Waterfalls! Waterfalls appeared from the hill folds: white foam spraying freshness in the air; life springing from mountains and rocks. We could also hear the wind. We heard animals, some bird I promptly identified as a lost dog. Apparently, according to my ornithology, there were multiple lost dogs accompanying us. The ocean ahead invited, ”hurry, come rest,” it murmured. We walked happily, to the tune of good friendship. Despite the dashing of his carefully made cycling plans, my husband was giddy as a little boy – leading the way, assessing dangers, skipping streams, listening in awe to the world around him. Watching that boy, who hasn’t really hiked as a kid, brought me back too, to places I visited before, in wonder.
We got to the edge of the ocean, but a lake prevented us from reaching it. I stand corrected: prevented me! Some of us (you know who you are) are truly unstoppable, the very presence of a daunting obstacle inviting decisive action. I was good though, having come far enough for my abilities and aspirations. We turned around and true to universal law seemed to hasten on the way back, arriving at the trailhead in no time. Returning – past eagles, so many we lost count, and streams salmon filled meandering in a life-sustaining system – we could not avoid the other side. With the sun dropping behind the trail we had just left, multiple shacks emerged. Poor, poor housing conditions, brutal poverty and alienation. Rock excavations too – massive environmental scarring. And the ever present empty beer bottles and cans and trash. Sunset’s light and darkness dancing on water, stumbling on land.

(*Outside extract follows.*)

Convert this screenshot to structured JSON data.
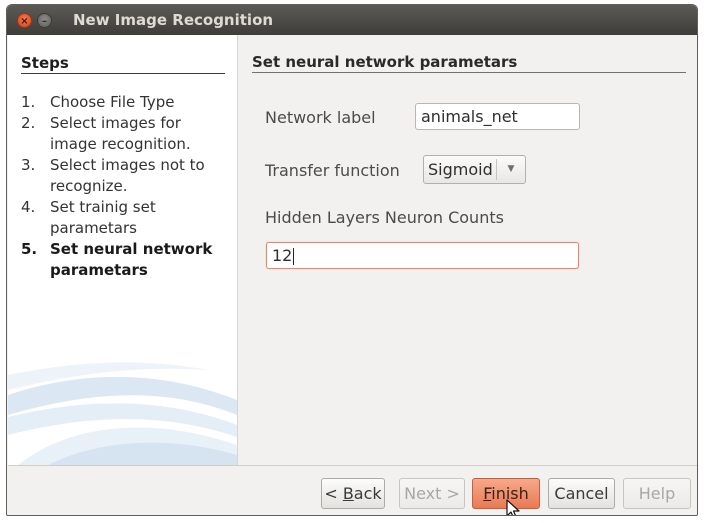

We came back to the hotel and headed out towards the Norwegian Rat Salon – Dutch Harbor’s premier happy hour establishment. There, the sheer dimension of our uniqueness, partially exposed at Amelia’s, became even more striking. I lack talents and English to describe how. So, let ‘s simply step outside, to the beachfront, where the music of the bay will do the talking.
That bay, the same one I walked with my friend in the morning, turned gold and pink and purple – a perfect virtuoso of colors changing with every moment. A few porpoises and otters swam by, wishing us good night. We sat. Tired of the day. It could have been the Peace of Mind effect, or else the fellowship of eagles or the companionship of the way. But I believe it was salt from the ocean. The same salt that regulated my life growing up in Rio – the salt of summer vacationing, of ocean swimming, and sunset watching, the salt of love, beauty, rest, friendship and awe. Salt awaken visceral togetherness – “one grand great life throb[ing] through earth’s giant heart.”
Just like back then, at the edge of adulthood, when there was Risk, this pulsating closeness was bestowed on me, sitting with friends, complete. Glowing mystery salt enkindled. Even as the scars are visible and the earth scorched. We sat. Grounded. Making room, here and there as may be necessary, for the pain that is a sure part of the picture: timeless darkness enveloping a world confident of yet another sunrise. And hikes.